TASK TO CARRY OUT: Work through the listing below, copying each line that carries the word "Naruemon".

SUPPLIED ENTRIES:
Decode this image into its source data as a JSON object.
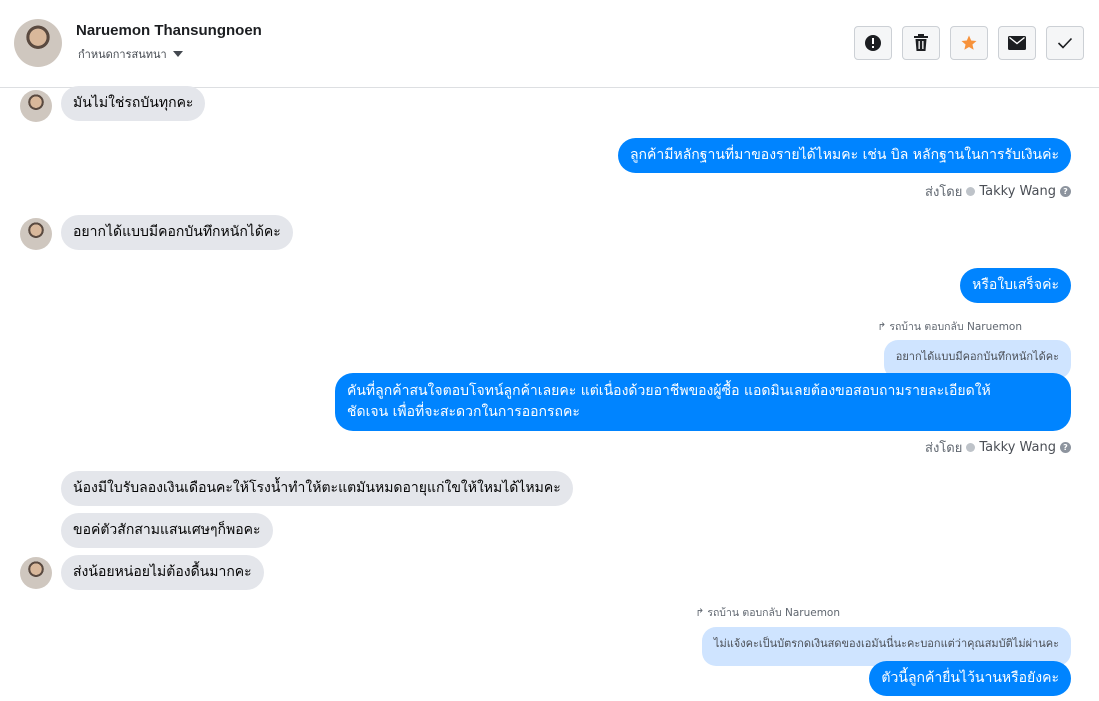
{
  "header": {
    "contact_name": "Naruemon Thansungnoen",
    "contact_sub": "กำหนดการสนทนา"
  },
  "toolbar": {
    "icons": [
      "alert-icon",
      "trash-icon",
      "star-icon",
      "envelope-icon",
      "check-icon"
    ],
    "star_color": "#f7923b"
  },
  "messages": {
    "m1": "มันไม่ใช่รถบันทุกคะ",
    "m2": "ลูกค้ามีหลักฐานที่มาของรายได้ไหมคะ เช่น บิล หลักฐานในการรับเงินค่ะ",
    "m3": "อยากได้แบบมีคอกบันทึกหนักได้คะ",
    "m4": "หรือใบเสร็จค่ะ",
    "m5_line1": "คันที่ลูกค้าสนใจตอบโจทน์ลูกค้าเลยคะ แต่เนื่องด้วยอาชีพของผู้ซื้อ แอดมินเลยต้องขอสอบถามรายละเอียดให้",
    "m5_line2": "ชัดเจน เพื่อที่จะสะดวกในการออกรถคะ",
    "m6": "น้องมีใบรับลองเงินเดือนคะให้โรงน้ำทำให้ตะแตมันหมดอายุแก่ใขให้ใหมได้ไหมคะ",
    "m7": "ขอค่ตัวสักสามแสนเศษๆก็พอคะ",
    "m8": "ส่งน้อยหน่อยไม่ต้องดื้นมากคะ",
    "m9": "ตัวนี้ลูกค้ายื่นไว้นานหรือยังคะ"
  },
  "replies": {
    "r1_note": "รถบ้าน ตอบกลับ Naruemon",
    "r1_quote": "อยากได้แบบมีคอกบันทึกหนักได้คะ",
    "r2_note": "รถบ้าน ตอบกลับ Naruemon",
    "r2_quote": "ไม่แจ้งคะเป็นบัตรกดเงินสดของเอมันนี่นะคะบอกแต่ว่าคุณสมบัติไม่ผ่านคะ"
  },
  "sent_by": {
    "label": "ส่งโดย",
    "agent": "Takky Wang"
  },
  "colors": {
    "outgoing": "#0084ff",
    "incoming": "#e4e6eb",
    "quoted": "#cfe4ff"
  }
}
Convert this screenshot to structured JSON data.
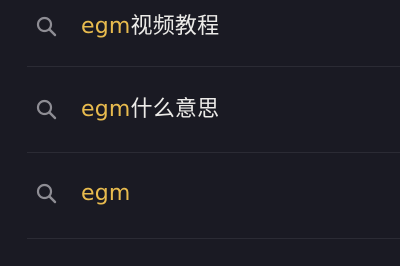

WRITTEN REPLY:
    "contact_name": "Naruemon Thansungnoen",
    "r1_note": "รถบ้าน ตอบกลับ Naruemon",
    "r2_note": "รถบ้าน ตอบกลับ Naruemon",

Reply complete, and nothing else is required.